### WHAT NEEDS TO BE DONE
The answer is a stretch of the material below, returned exactly: the line containing "What's the underlying", the line containing "Transcribe this image's", and all lines between.

### TASK DATA
-*-

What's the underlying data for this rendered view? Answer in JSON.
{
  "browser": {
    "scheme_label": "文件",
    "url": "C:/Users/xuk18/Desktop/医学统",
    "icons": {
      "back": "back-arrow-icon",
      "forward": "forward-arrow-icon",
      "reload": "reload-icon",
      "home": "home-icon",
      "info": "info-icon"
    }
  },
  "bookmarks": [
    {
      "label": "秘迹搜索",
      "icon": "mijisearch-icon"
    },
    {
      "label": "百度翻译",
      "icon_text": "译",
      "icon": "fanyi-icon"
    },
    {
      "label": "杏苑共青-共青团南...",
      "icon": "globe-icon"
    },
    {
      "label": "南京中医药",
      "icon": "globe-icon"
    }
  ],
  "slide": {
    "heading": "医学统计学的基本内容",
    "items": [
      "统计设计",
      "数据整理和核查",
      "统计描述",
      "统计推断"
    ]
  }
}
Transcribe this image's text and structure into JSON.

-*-

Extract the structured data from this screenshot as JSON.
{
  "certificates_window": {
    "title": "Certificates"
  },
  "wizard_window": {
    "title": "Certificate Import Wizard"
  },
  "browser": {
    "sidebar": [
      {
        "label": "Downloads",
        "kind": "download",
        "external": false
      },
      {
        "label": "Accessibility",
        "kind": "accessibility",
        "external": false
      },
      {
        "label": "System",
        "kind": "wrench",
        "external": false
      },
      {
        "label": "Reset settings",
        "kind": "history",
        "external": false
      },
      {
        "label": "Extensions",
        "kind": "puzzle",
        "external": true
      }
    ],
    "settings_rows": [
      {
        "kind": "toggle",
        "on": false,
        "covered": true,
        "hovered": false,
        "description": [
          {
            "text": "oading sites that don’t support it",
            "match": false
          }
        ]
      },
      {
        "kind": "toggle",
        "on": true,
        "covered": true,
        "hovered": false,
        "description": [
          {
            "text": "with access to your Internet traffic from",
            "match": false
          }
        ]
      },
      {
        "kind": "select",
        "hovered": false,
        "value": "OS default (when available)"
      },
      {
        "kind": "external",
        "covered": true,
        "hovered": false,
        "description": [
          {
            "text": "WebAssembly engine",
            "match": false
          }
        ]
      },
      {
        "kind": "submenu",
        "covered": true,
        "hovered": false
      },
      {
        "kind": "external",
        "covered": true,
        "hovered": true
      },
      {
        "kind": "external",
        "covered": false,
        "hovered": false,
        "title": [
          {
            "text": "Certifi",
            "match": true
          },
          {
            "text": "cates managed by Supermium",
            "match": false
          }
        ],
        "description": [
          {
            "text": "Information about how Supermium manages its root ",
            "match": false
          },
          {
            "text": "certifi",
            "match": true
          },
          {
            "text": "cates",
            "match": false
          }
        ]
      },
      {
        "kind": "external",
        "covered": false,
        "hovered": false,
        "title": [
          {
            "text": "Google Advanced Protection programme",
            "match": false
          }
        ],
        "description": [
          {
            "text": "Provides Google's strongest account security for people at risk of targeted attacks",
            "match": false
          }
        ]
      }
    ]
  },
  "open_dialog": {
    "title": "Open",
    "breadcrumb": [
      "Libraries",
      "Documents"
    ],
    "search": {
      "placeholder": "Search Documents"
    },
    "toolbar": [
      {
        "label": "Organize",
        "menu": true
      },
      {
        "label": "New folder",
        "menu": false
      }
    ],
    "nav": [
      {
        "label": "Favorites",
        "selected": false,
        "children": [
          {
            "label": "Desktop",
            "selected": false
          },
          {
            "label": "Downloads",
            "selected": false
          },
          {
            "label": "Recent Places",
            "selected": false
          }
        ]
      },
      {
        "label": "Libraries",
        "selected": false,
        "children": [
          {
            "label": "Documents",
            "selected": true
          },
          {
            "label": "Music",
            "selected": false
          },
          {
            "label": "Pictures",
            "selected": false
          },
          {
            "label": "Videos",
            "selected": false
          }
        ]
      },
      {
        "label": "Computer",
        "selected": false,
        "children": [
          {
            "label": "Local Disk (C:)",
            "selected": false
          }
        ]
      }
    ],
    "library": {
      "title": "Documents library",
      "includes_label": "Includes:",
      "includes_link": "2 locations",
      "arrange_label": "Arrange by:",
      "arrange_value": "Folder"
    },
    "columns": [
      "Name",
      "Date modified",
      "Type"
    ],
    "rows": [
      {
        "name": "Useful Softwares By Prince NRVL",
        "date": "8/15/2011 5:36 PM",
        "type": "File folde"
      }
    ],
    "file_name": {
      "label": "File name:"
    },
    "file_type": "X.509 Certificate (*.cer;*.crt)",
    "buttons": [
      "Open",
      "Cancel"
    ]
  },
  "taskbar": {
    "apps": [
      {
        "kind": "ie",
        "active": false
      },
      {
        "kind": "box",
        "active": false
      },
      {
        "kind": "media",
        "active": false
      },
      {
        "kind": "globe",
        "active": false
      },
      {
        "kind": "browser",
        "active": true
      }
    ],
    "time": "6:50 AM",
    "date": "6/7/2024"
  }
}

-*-

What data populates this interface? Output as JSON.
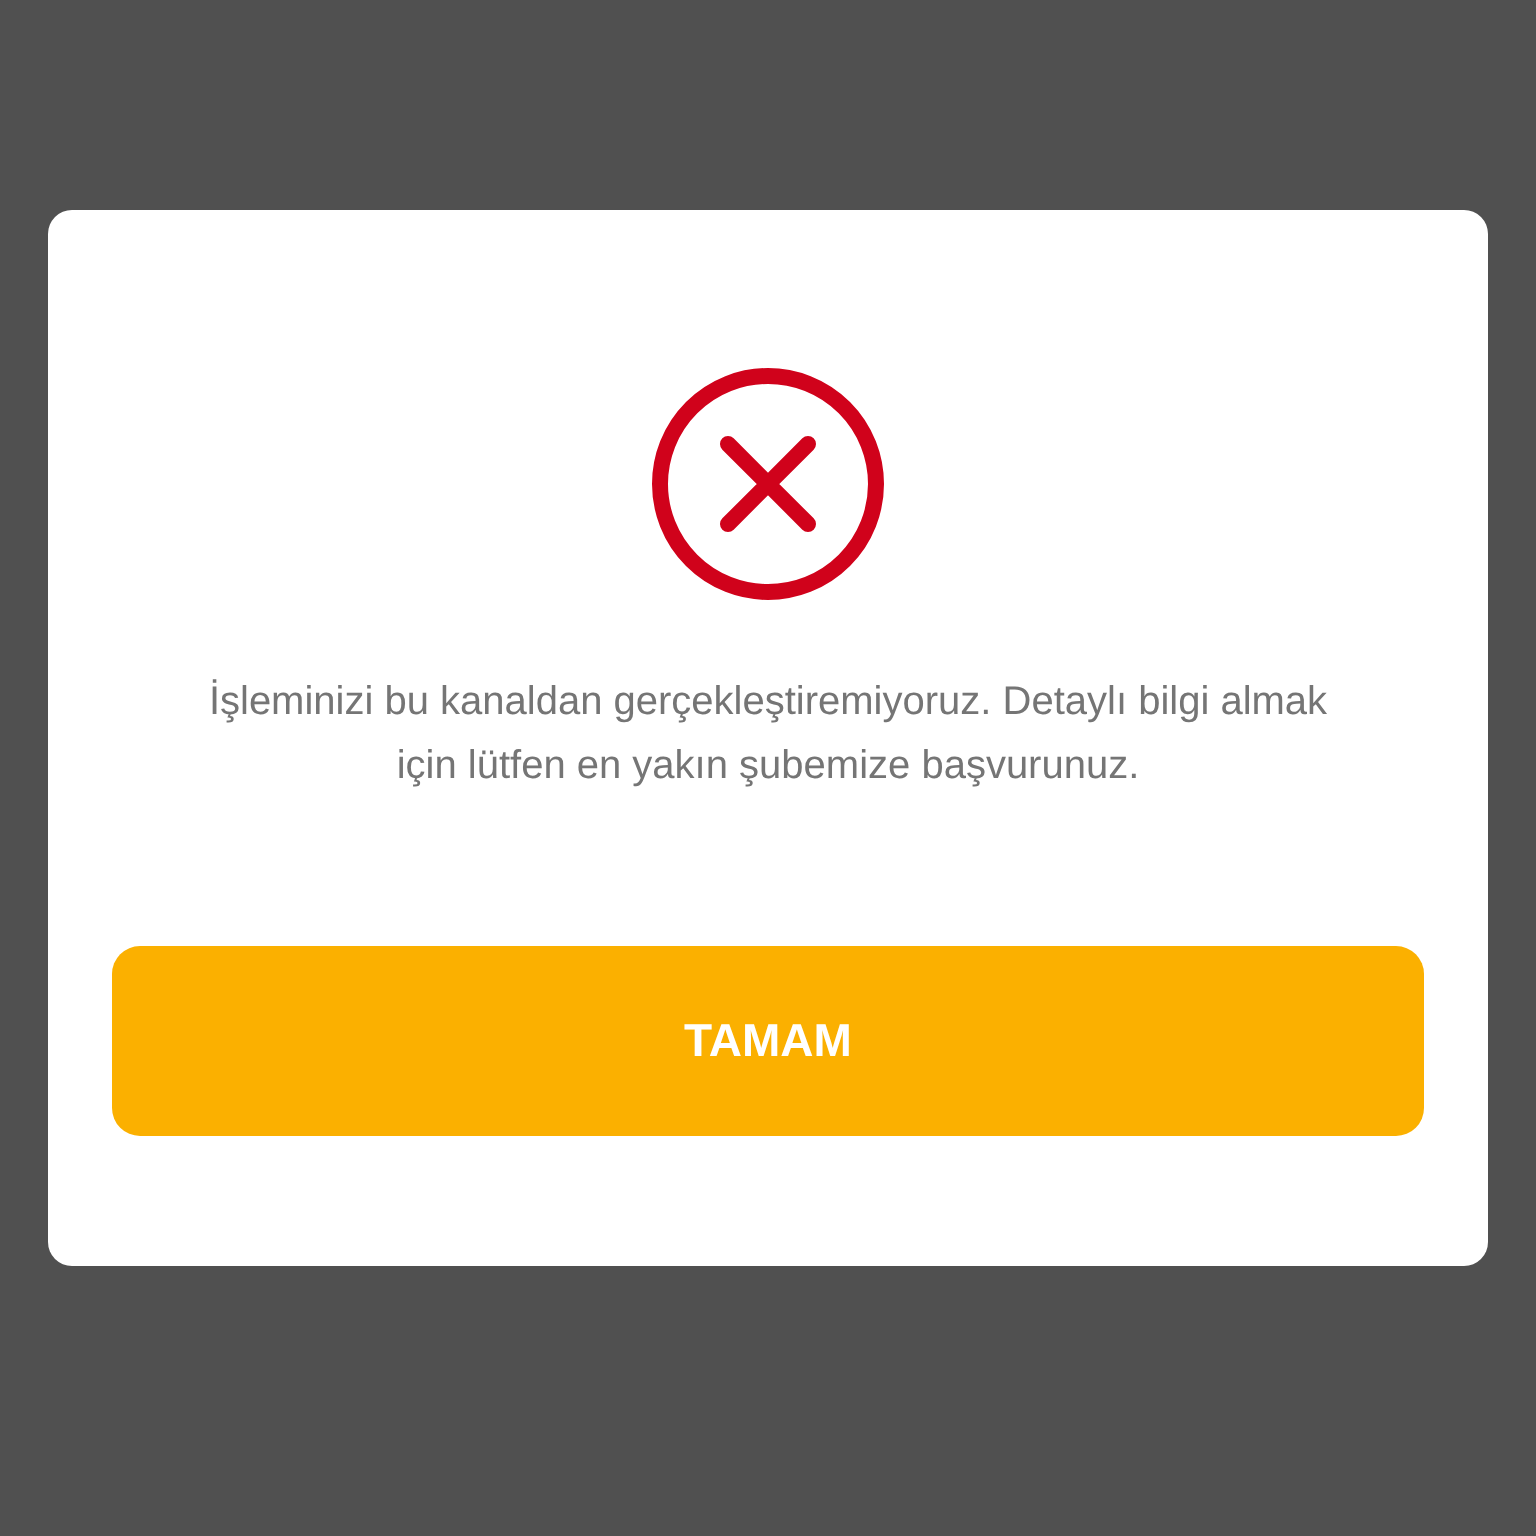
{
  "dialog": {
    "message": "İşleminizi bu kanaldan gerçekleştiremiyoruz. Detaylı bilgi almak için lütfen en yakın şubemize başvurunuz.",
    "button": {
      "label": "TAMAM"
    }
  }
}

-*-

### SOLVED EXERCISE
What's the underlying data for this rendered view? Answer in JSON.
{
  "browser": {
    "scheme_label": "文件",
    "url": "C:/Users/xuk18/Desktop/医学统",
    "icons": {
      "back": "back-arrow-icon",
      "forward": "forward-arrow-icon",
      "reload": "reload-icon",
      "home": "home-icon",
      "info": "info-icon"
    }
  },
  "bookmarks": [
    {
      "label": "秘迹搜索",
      "icon": "mijisearch-icon"
    },
    {
      "label": "百度翻译",
      "icon_text": "译",
      "icon": "fanyi-icon"
    },
    {
      "label": "杏苑共青-共青团南...",
      "icon": "globe-icon"
    },
    {
      "label": "南京中医药",
      "icon": "globe-icon"
    }
  ],
  "slide": {
    "heading": "医学统计学的基本内容",
    "items": [
      "统计设计",
      "数据整理和核查",
      "统计描述",
      "统计推断"
    ]
  }
}
Transcribe this image's text and structure into JSON.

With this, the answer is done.